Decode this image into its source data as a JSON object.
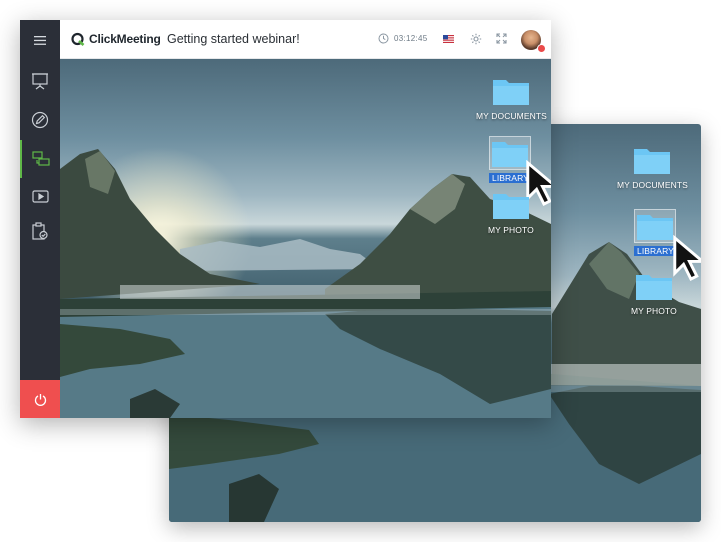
{
  "app": {
    "logo_text": "ClickMeeting",
    "title": "Getting started webinar!",
    "timer": "03:12:45"
  },
  "colors": {
    "sidebar_bg": "#2b2f38",
    "accent_green": "#5fb848",
    "power_red": "#ef4f4f",
    "selection_blue": "#2b6fd1"
  },
  "sidebar": {
    "items": [
      {
        "icon": "menu-icon"
      },
      {
        "icon": "presentation-icon"
      },
      {
        "icon": "whiteboard-icon"
      },
      {
        "icon": "screen-share-icon",
        "active": true
      },
      {
        "icon": "video-icon"
      },
      {
        "icon": "test-icon"
      }
    ],
    "power_icon": "power-icon"
  },
  "topbar_icons": [
    "clock-icon",
    "flag-us-icon",
    "gear-icon",
    "fullscreen-icon",
    "avatar"
  ],
  "desktop_front": {
    "folders": [
      {
        "label": "MY DOCUMENTS"
      },
      {
        "label": "LIBRARY",
        "selected": true
      },
      {
        "label": "MY PHOTO"
      }
    ]
  },
  "desktop_back": {
    "folders": [
      {
        "label": "MY DOCUMENTS"
      },
      {
        "label": "LIBRARY",
        "selected": true
      },
      {
        "label": "MY PHOTO"
      }
    ]
  }
}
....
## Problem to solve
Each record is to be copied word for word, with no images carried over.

## Reply to the task
Decode this image into its source data as a JSON object.
{
  "app": {
    "logo_text": "ClickMeeting",
    "title": "Getting started webinar!",
    "timer": "03:12:45"
  },
  "colors": {
    "sidebar_bg": "#2b2f38",
    "accent_green": "#5fb848",
    "power_red": "#ef4f4f",
    "selection_blue": "#2b6fd1"
  },
  "sidebar": {
    "items": [
      {
        "icon": "menu-icon"
      },
      {
        "icon": "presentation-icon"
      },
      {
        "icon": "whiteboard-icon"
      },
      {
        "icon": "screen-share-icon",
        "active": true
      },
      {
        "icon": "video-icon"
      },
      {
        "icon": "test-icon"
      }
    ],
    "power_icon": "power-icon"
  },
  "topbar_icons": [
    "clock-icon",
    "flag-us-icon",
    "gear-icon",
    "fullscreen-icon",
    "avatar"
  ],
  "desktop_front": {
    "folders": [
      {
        "label": "MY DOCUMENTS"
      },
      {
        "label": "LIBRARY",
        "selected": true
      },
      {
        "label": "MY PHOTO"
      }
    ]
  },
  "desktop_back": {
    "folders": [
      {
        "label": "MY DOCUMENTS"
      },
      {
        "label": "LIBRARY",
        "selected": true
      },
      {
        "label": "MY PHOTO"
      }
    ]
  }
}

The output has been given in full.